webshit weekly

An annotated digest of the top "Hacker" "News" posts for the second week of August, 2020.

Apple takes legal action against small company with pear logo
August 08, 2020 (comments)
A small business makes more noise than usual as the thresher consumes it. Hackernews relays a handful of examples of similar innovative and courageous takedowns, then discusses which laws should be changed to prevent money from being the deciding factor in all legislative questions. Hackernews' preferred answer is apparently "more money."

I want to have an AWS region where everything breaks with high frequency
August 09, 2020 (comments)
Wishes do come true. Hackernews complains that Amazon's cloud shit is too kind to failure, and dreams of a programmatic way to abuse computers. Other Hackernews sagely inform us that this will never happen, because people are morons and it is Amazon's job to protect them from themselves. Or something.

Microsoft President: We Need a Hippocratic Oath for Software Engineers
August 09, 2020 (comments)
Some webshit grifters post an ad for a rich person's book. Hackernews almost completely ignores this obvious spam in their absolute panic to explain to anyone who will listen that it is simply not possible for computer programmers to take any responsibility whatsoever for anything that they do because they are helpless children who have been completely stripped of agency by project managers or executives or whoever happened to be passing by. It is so important, in fact, to make clear the entirety of their impotence, that there are more comments than votes on the story.

Uber and Lyft ordered by California judge to classify drivers as employees
August 10, 2020 (comments)
Uber (business model: "Uber for cars") and Lyft (business model: "Uber for people with low-rated Uber profiles") finally receive word that laws indeed apply to their company policies after all. Hackernews tries to decide whether they should accuse all jitney wheelers of poverty or focus more on whatabouting Californian law. The rest of the comments are spent relitigating the court case, often verbatim.

Mozilla lays off 250 employees while it refocuses on commercial products
August 11, 2020 (comments)
Mozilla continues the war against its own users, this time adopting scorched-earth tactics. Some of the surviving Mozillas show up to chastise us for daring to question the edicts of the people who (for now) still sign their paychecks. Most Hackernews are operating under the delusion that Mozilla exists to do anything but carry Google's water, so there are lots of arguments about which slightly-different approaches to bureaucracy will Save the Internet. Grimly and with little relish, the Rust Evangelism Strike Force marches into the fray to declare that their savior will live through the fall of the empire that spawned it, because every other programming language ever conceived is a crime in the eyes of the Lord. It was worth it all, we are told, for the code that was writ in the tongue of the Heavens is secure, and will dwell in eternity, yea though the hand that hath typed it is shitcanned.

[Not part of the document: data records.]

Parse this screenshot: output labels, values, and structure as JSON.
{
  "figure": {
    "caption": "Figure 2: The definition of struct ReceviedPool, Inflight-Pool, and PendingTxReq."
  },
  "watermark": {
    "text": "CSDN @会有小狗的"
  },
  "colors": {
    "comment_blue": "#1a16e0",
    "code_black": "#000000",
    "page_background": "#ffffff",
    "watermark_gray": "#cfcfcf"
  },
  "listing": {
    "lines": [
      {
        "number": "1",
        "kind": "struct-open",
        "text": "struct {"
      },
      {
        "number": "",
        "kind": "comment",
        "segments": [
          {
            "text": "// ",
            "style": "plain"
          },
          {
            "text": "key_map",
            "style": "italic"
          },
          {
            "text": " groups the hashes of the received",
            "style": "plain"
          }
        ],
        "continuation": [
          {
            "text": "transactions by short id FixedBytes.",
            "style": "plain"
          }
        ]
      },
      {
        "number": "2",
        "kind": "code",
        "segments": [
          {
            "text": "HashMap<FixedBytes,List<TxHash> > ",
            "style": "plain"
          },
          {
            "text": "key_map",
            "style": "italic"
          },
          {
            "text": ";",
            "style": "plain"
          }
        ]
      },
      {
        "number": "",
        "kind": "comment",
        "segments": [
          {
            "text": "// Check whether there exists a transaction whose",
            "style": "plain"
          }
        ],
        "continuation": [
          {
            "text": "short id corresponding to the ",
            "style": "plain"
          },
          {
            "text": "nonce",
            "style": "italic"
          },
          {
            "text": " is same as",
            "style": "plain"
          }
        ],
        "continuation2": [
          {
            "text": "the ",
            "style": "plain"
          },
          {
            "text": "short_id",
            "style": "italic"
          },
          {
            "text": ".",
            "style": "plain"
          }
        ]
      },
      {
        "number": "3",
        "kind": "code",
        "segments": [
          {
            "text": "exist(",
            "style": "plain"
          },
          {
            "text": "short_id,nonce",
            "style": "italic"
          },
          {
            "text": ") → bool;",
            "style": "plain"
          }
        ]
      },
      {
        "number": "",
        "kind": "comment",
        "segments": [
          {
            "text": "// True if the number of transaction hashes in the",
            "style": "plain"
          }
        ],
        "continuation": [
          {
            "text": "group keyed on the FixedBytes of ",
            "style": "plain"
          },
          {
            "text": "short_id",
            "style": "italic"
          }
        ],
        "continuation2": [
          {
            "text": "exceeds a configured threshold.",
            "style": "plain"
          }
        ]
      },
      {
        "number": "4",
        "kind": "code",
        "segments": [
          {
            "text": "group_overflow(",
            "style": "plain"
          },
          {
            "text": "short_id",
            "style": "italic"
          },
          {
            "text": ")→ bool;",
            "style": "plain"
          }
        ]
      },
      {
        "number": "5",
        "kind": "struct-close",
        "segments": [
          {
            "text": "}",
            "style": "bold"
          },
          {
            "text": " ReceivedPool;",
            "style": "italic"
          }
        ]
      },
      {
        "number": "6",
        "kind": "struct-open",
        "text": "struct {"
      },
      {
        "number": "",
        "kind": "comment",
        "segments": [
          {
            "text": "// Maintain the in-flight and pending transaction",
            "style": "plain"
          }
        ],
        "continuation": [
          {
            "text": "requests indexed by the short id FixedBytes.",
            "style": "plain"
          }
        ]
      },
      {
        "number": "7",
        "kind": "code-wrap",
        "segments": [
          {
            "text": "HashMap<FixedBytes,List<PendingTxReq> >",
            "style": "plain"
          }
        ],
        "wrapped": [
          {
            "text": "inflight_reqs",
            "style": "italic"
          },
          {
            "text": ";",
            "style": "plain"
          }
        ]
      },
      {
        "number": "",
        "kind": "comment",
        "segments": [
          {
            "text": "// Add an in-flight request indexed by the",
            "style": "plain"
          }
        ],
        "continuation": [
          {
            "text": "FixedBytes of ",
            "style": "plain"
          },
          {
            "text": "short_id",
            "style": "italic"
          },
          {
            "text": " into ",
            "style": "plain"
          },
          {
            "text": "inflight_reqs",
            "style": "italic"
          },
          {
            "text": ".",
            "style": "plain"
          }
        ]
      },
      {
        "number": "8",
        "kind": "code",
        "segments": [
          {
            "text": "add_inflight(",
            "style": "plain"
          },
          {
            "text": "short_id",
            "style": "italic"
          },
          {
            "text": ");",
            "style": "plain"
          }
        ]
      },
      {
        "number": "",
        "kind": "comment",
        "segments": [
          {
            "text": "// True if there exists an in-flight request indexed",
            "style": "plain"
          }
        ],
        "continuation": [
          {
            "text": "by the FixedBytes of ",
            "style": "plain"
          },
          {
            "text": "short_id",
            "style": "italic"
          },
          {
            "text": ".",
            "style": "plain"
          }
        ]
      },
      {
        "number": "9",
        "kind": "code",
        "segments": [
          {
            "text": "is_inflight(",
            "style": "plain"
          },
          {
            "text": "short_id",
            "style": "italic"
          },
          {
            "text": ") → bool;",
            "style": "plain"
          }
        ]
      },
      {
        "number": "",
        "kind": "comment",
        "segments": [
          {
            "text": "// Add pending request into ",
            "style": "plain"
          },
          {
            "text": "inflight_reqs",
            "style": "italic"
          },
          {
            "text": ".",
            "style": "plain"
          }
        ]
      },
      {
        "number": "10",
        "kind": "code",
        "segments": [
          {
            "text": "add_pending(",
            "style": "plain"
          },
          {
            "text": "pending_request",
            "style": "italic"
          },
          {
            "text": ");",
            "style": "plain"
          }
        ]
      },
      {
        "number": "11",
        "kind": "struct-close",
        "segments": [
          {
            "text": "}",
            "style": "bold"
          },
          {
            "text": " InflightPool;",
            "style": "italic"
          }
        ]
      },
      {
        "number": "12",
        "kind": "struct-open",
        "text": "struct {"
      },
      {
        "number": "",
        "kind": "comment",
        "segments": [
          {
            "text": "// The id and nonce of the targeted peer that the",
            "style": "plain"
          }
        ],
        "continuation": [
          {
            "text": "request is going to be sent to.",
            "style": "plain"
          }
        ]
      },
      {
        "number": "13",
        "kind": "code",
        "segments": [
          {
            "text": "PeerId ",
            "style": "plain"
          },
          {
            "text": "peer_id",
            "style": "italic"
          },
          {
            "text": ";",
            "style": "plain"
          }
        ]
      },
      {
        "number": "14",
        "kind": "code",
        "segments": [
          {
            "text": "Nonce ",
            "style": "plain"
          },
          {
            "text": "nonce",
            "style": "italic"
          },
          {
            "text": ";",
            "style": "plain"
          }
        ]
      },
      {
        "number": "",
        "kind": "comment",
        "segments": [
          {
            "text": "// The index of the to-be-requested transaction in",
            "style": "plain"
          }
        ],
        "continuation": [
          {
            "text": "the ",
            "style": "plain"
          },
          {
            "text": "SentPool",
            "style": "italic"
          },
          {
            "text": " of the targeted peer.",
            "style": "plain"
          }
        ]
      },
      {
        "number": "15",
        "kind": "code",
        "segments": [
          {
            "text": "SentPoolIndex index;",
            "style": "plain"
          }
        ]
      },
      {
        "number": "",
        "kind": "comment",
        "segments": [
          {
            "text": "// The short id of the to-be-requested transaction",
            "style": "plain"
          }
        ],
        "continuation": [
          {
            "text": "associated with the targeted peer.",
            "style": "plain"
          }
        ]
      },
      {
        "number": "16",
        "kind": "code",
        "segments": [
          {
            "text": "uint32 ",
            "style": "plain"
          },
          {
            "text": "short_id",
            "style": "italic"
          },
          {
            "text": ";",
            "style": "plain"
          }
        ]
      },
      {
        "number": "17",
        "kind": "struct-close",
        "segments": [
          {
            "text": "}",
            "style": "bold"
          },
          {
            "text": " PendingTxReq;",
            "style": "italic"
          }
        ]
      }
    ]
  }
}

Mozilla Lifeboat
August 12, 2020 (comments)
Some webshits band together after Mozilla throws them off the ship. Representatives from various better companies arrive in the comments to throw lifelines or condolences to the victims. Every single one of them is rewarded with a string of Hackernews bitching about their products. The rest of the comments repeat the previous days' ranting, except less focused and more confident.

Apple just kicked Fortnite off the App Store
August 13, 2020 (comments)
TenCent retaliates against Executive Order 13943. The "Hacker" "News" hall monitors want us to know that there are multiple pages of comments, even though they're all basically identical: armchair economics, geopolitical posturing, technolibertarian cheerleading, and the never-ending struggle to decide whether Apple's mobile App Store is unrepentant villainy or simple grandmotherly kindness. The answer, as usual, depends on whether you think you're smart enough to manage your own computers or whether no mortal human can be trusted with this power.

Factorio 1.0
August 14, 2020 (comments)
A video game, comprised of tedious busywork in the pursuit of constructing increasingly-complex Rube Goldberg machines that are nominally productive while pointlessly consuming every available resource as the player experiences accomplishment in the same sense an amputee experiences a phantom limb, deeply appeals to Hackernews' professional pride.